Germany is by far outperforming its peers. While the pace of contraction just eased in France and in the peripheral countries, Germany came back to growth, according to the survey, with the index back above the 50-threshold separating expansion from contraction for the first time in eight months. Given its weight as a trade partner, better economic prospects for Germany, should spread to the rest of the eurozone, brightening its outlook.
Todays’ data might signal that the worst of the recession could be behind us. While confidence indicator may have entered an upward trend, suggesting a recovery in 2013, conditions for the last quarter of the year remain difficult. The Composite PMI for activity averaged 46.5 in Q4, down marginally from Q3 average. Therefore, the pace of contraction of GDP might accelerate in the last quarter of the year. Available hard data for Q4 confirm this scenario. Industrial production fell by 1.4% m/m in October after falling sharply in the previous month. Although improving, survey data for the manufacturing sector for November and December just signal a moderation of the pace of contraction. On a quarterly basis, industrial production might fall by more than 2% in Q4 (assuming zero growth in November and December, industrial production is expected to contract by 2.6% q/q) while it rose by 0.4% q/q in Q3.

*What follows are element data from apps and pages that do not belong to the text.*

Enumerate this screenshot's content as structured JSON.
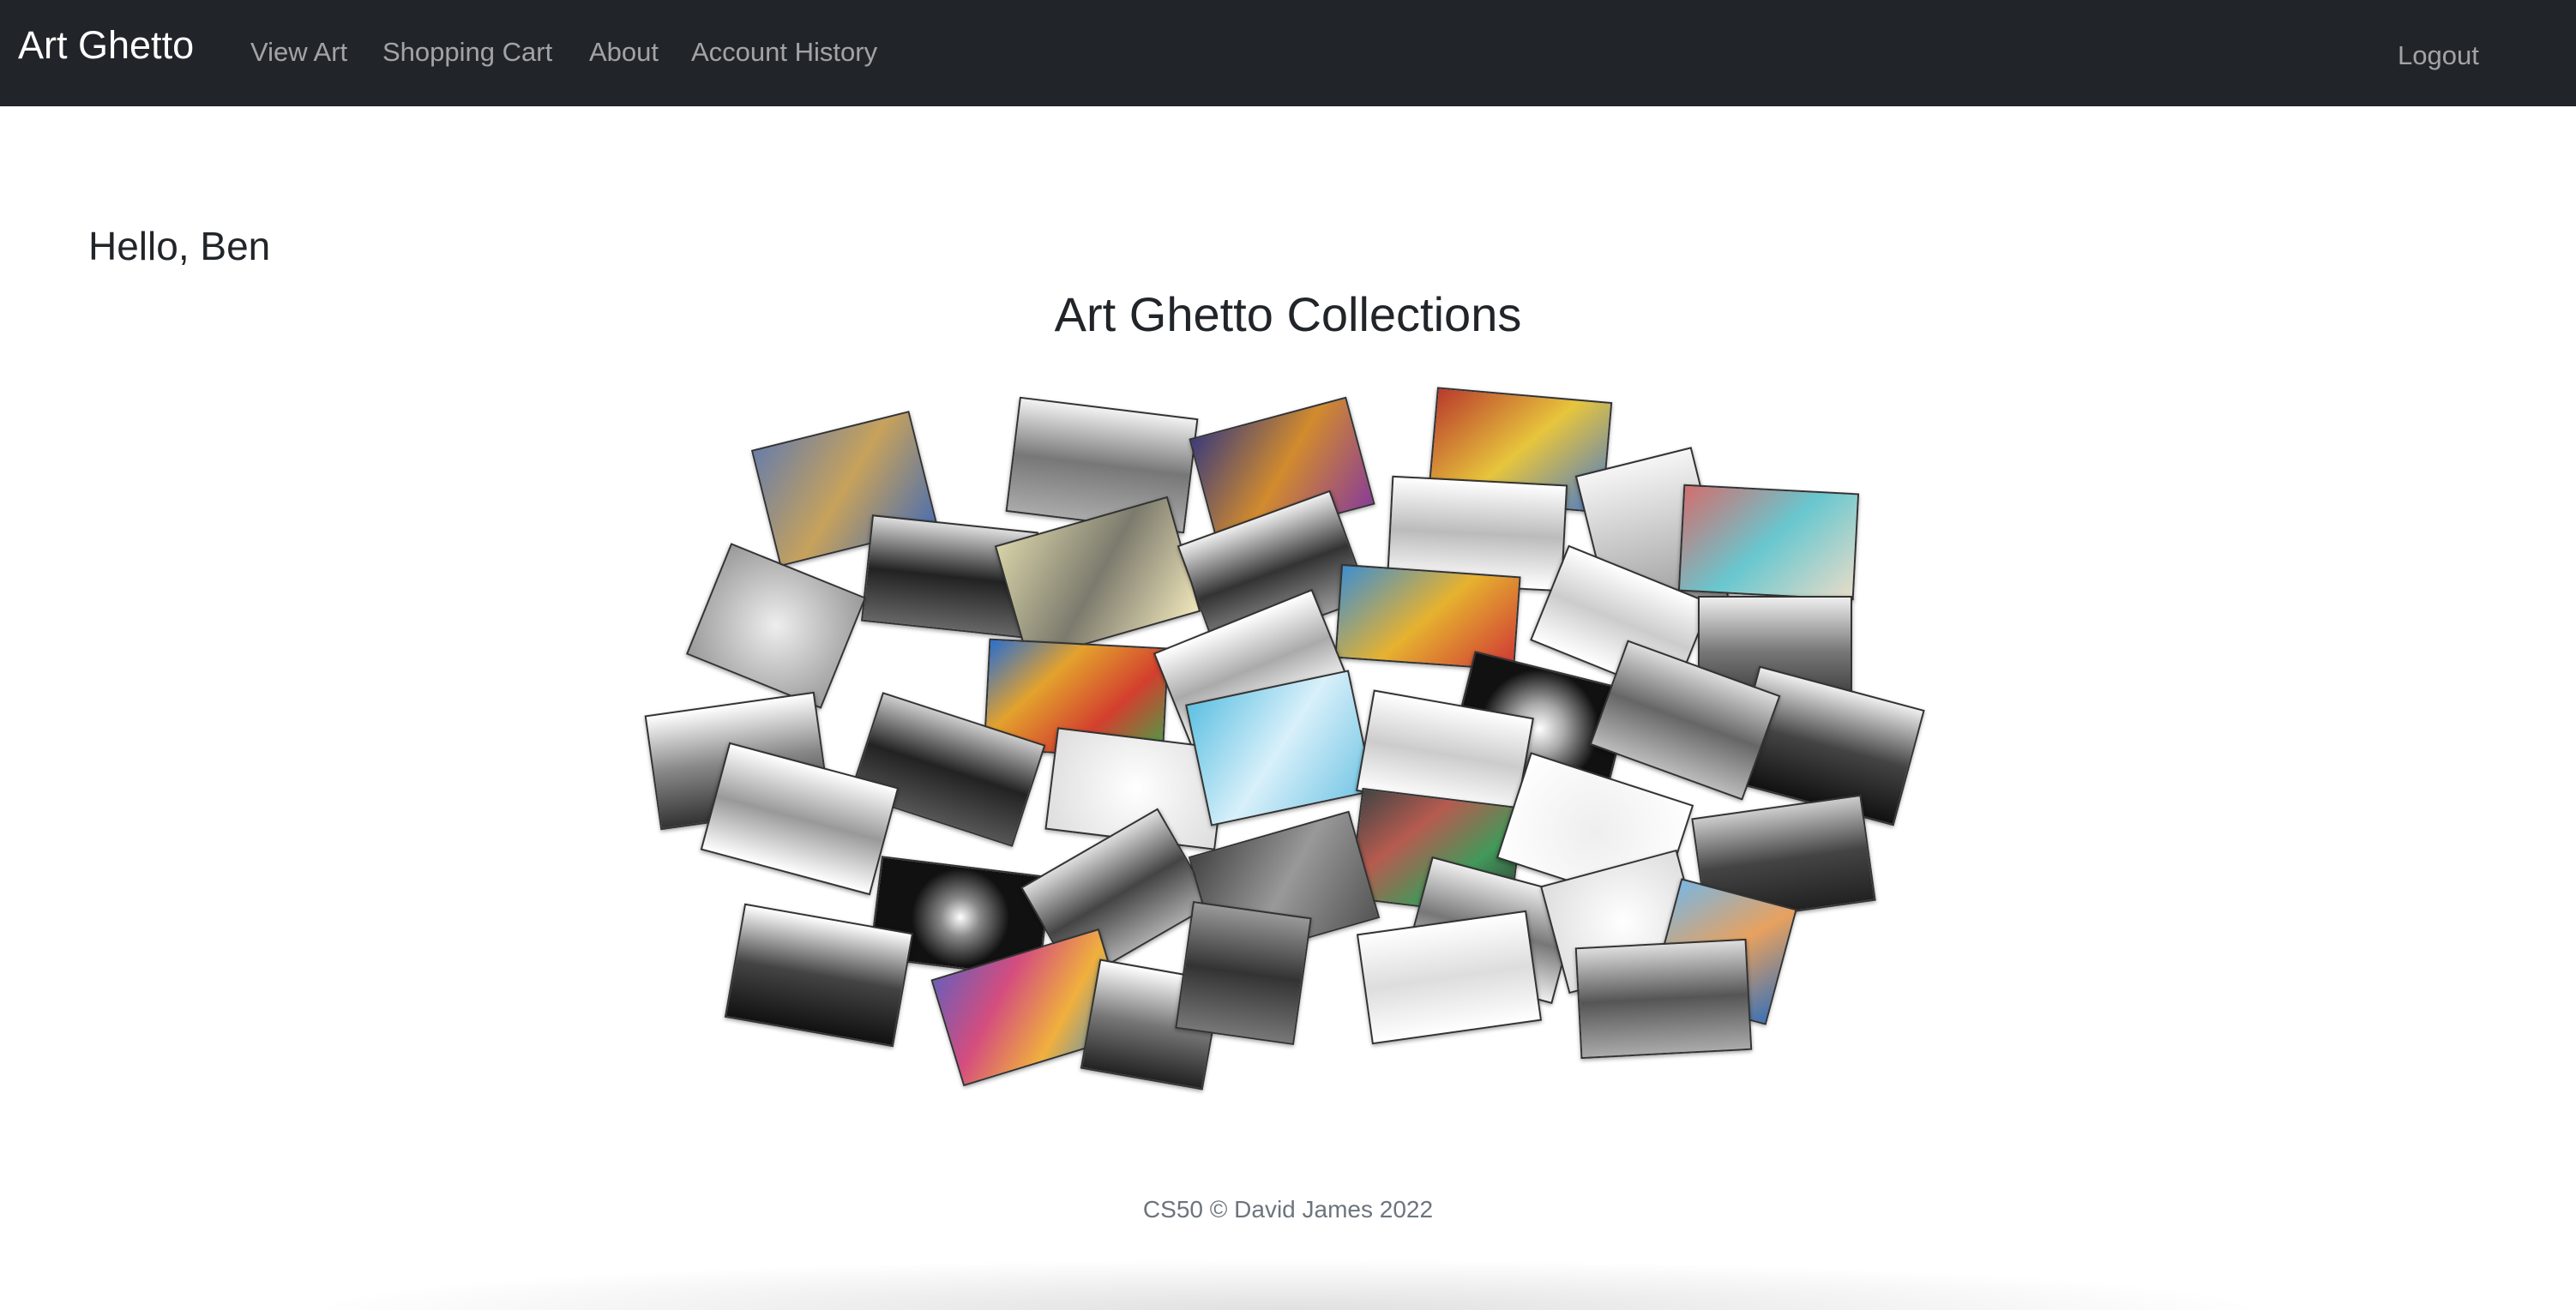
{
  "navbar": {
    "brand": "Art Ghetto",
    "links": [
      "View Art",
      "Shopping Cart",
      "About",
      "Account History"
    ],
    "logout": "Logout"
  },
  "main": {
    "greeting": "Hello, Ben",
    "title": "Art Ghetto Collections"
  },
  "footer": {
    "text": "CS50 © David James 2022"
  },
  "collage": {
    "description_icon": "photo-collage-image"
  }
}
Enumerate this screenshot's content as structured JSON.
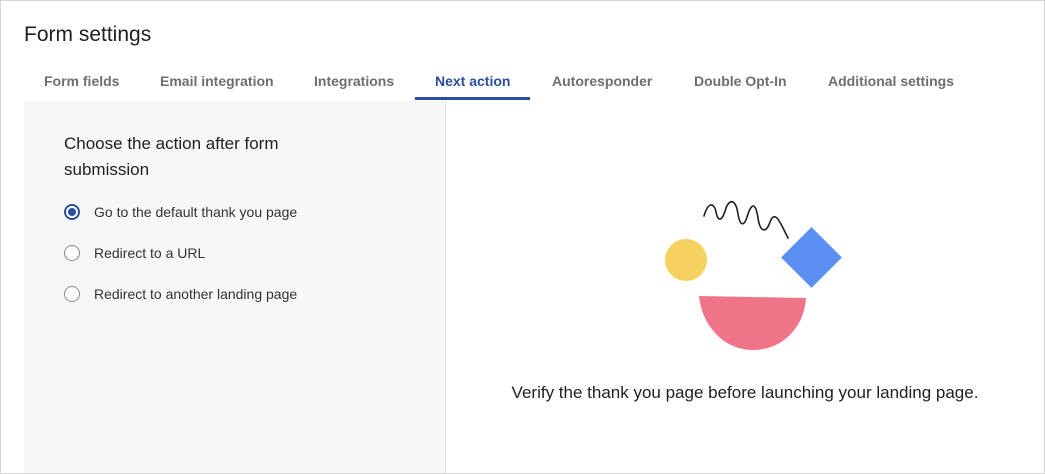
{
  "header": {
    "title": "Form settings"
  },
  "tabs": [
    {
      "label": "Form fields",
      "active": false
    },
    {
      "label": "Email integration",
      "active": false
    },
    {
      "label": "Integrations",
      "active": false
    },
    {
      "label": "Next action",
      "active": true
    },
    {
      "label": "Autoresponder",
      "active": false
    },
    {
      "label": "Double Opt-In",
      "active": false
    },
    {
      "label": "Additional settings",
      "active": false
    }
  ],
  "next_action": {
    "heading": "Choose the action after form submission",
    "options": [
      {
        "label": "Go to the default thank you page",
        "selected": true
      },
      {
        "label": "Redirect to a URL",
        "selected": false
      },
      {
        "label": "Redirect to another landing page",
        "selected": false
      }
    ]
  },
  "preview": {
    "illustration_icon": "thank-you-illustration",
    "message": "Verify the thank you page before launching your landing page."
  },
  "colors": {
    "accent": "#2a4f9a",
    "panel_background": "#f7f7f7",
    "circle_yellow": "#f5d160",
    "diamond_blue": "#5b8ff3",
    "bowl_pink": "#ef7488"
  }
}
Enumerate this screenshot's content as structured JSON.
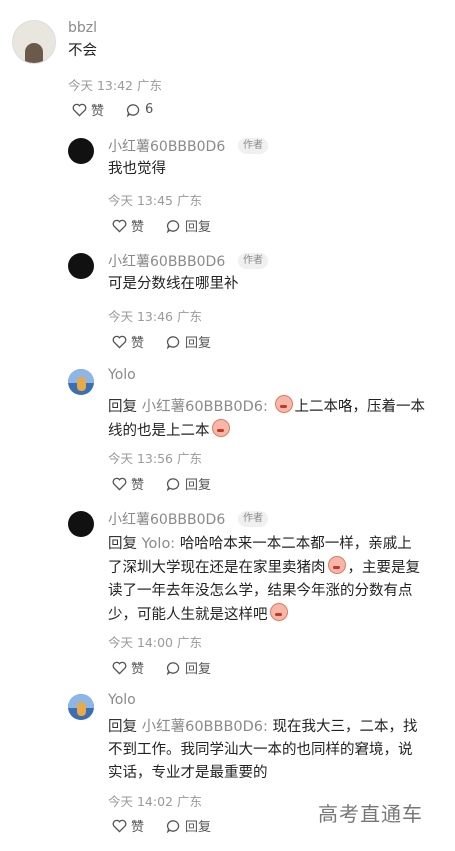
{
  "comments": [
    {
      "username": "bbzl",
      "text": "不会",
      "meta": "今天 13:42 广东",
      "like_label": "赞",
      "reply_count": "6"
    },
    {
      "username": "小红薯60BBB0D6",
      "badge": "作者",
      "text": "我也觉得",
      "meta": "今天 13:45 广东",
      "like_label": "赞",
      "reply_label": "回复"
    },
    {
      "username": "小红薯60BBB0D6",
      "badge": "作者",
      "text": "可是分数线在哪里补",
      "meta": "今天 13:46 广东",
      "like_label": "赞",
      "reply_label": "回复"
    },
    {
      "username": "Yolo",
      "reply_prefix": "回复",
      "reply_target": "小红薯60BBB0D6:",
      "text_line1": "上二本咯，压着一本",
      "text_line2": "线的也是上二本",
      "meta": "今天 13:56 广东",
      "like_label": "赞",
      "reply_label": "回复"
    },
    {
      "username": "小红薯60BBB0D6",
      "badge": "作者",
      "reply_prefix": "回复",
      "reply_target": "Yolo:",
      "text_line1": "哈哈哈本来一本二本都一样，亲戚上",
      "text_line2": "了深圳大学现在还是在家里卖猪肉",
      "text_line2b": "，主要是复",
      "text_line3": "读了一年去年没怎么学，结果今年涨的分数有点",
      "text_line4": "少，可能人生就是这样吧",
      "meta": "今天 14:00 广东",
      "like_label": "赞",
      "reply_label": "回复"
    },
    {
      "username": "Yolo",
      "reply_prefix": "回复",
      "reply_target": "小红薯60BBB0D6:",
      "text_line1": "现在我大三，二本，找",
      "text_line2": "不到工作。我同学汕大一本的也同样的窘境，说",
      "text_line3": "实话，专业才是最重要的",
      "meta": "今天 14:02 广东",
      "like_label": "赞",
      "reply_label": "回复"
    }
  ],
  "watermark": "高考直通车",
  "icons": {
    "like": "heart-icon",
    "comment": "speech-bubble-icon"
  }
}
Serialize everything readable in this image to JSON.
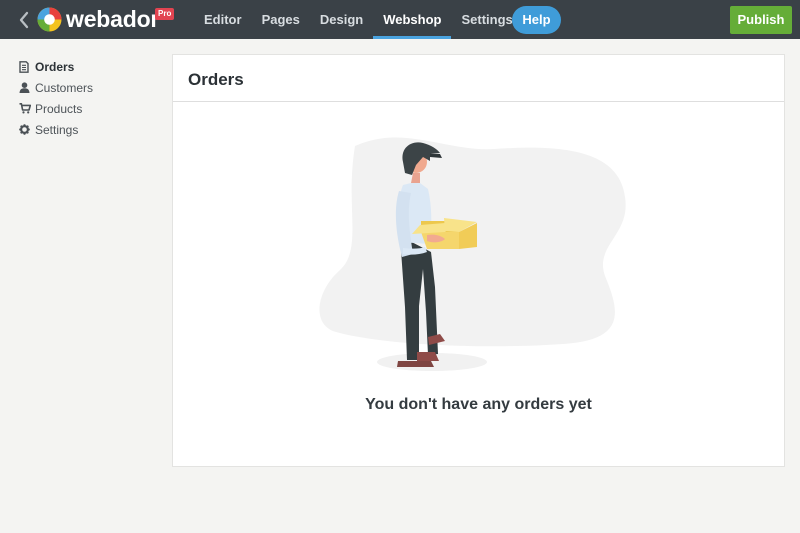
{
  "app": {
    "brand": "webador",
    "badge": "Pro"
  },
  "nav": {
    "items": [
      {
        "label": "Editor",
        "active": false
      },
      {
        "label": "Pages",
        "active": false
      },
      {
        "label": "Design",
        "active": false
      },
      {
        "label": "Webshop",
        "active": true
      },
      {
        "label": "Settings",
        "active": false
      }
    ],
    "help_label": "Help",
    "publish_label": "Publish"
  },
  "sidebar": {
    "items": [
      {
        "label": "Orders",
        "icon": "document-icon",
        "active": true
      },
      {
        "label": "Customers",
        "icon": "user-icon",
        "active": false
      },
      {
        "label": "Products",
        "icon": "cart-icon",
        "active": false
      },
      {
        "label": "Settings",
        "icon": "gear-icon",
        "active": false
      }
    ]
  },
  "main": {
    "title": "Orders",
    "empty_message": "You don't have any orders yet"
  },
  "colors": {
    "topbar": "#3a4147",
    "accent": "#4aa3df",
    "publish": "#65ad38",
    "badge": "#e24451"
  }
}
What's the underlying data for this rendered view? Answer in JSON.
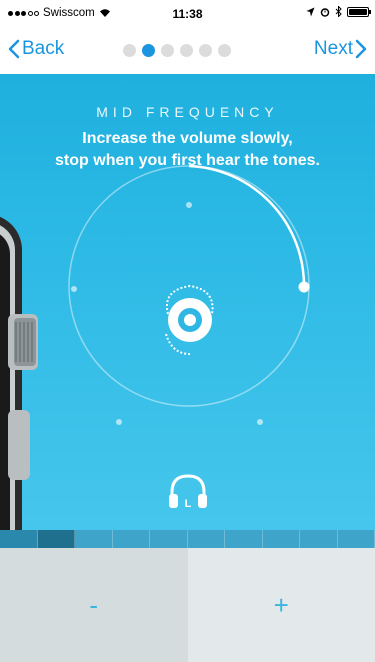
{
  "status_bar": {
    "carrier": "Swisscom",
    "time": "11:38",
    "signal_bars": 3,
    "battery_level": 1.0
  },
  "nav": {
    "back_label": "Back",
    "next_label": "Next",
    "page_count": 6,
    "current_page": 2
  },
  "main": {
    "subtitle": "MID FREQUENCY",
    "instruction_line1": "Increase the volume slowly,",
    "instruction_line2": "stop when you first hear the tones.",
    "headphone_side": "L",
    "volume_level": 0.26
  },
  "progress": {
    "total_segments": 10,
    "completed_segments": 1
  },
  "controls": {
    "minus_label": "-",
    "plus_label": "+"
  },
  "colors": {
    "accent": "#1b95e0",
    "main_bg": "#2fbbe6",
    "control_text": "#38b6de"
  }
}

All in all, while the output for Q4 remains gloomy, survey data picture a brighter output for next year. Domestic demand will continue to suffer from the adjustment measures undertaken by several countries. Nevertheless, the eurozone will benefit from easier financial and monetary conditions which should progressively filter through the economy. However, do not expect a sharp rebound in activity. As it is always the case when the economy emerges from financial crisis, the recovery is likely to be very gradual and mild.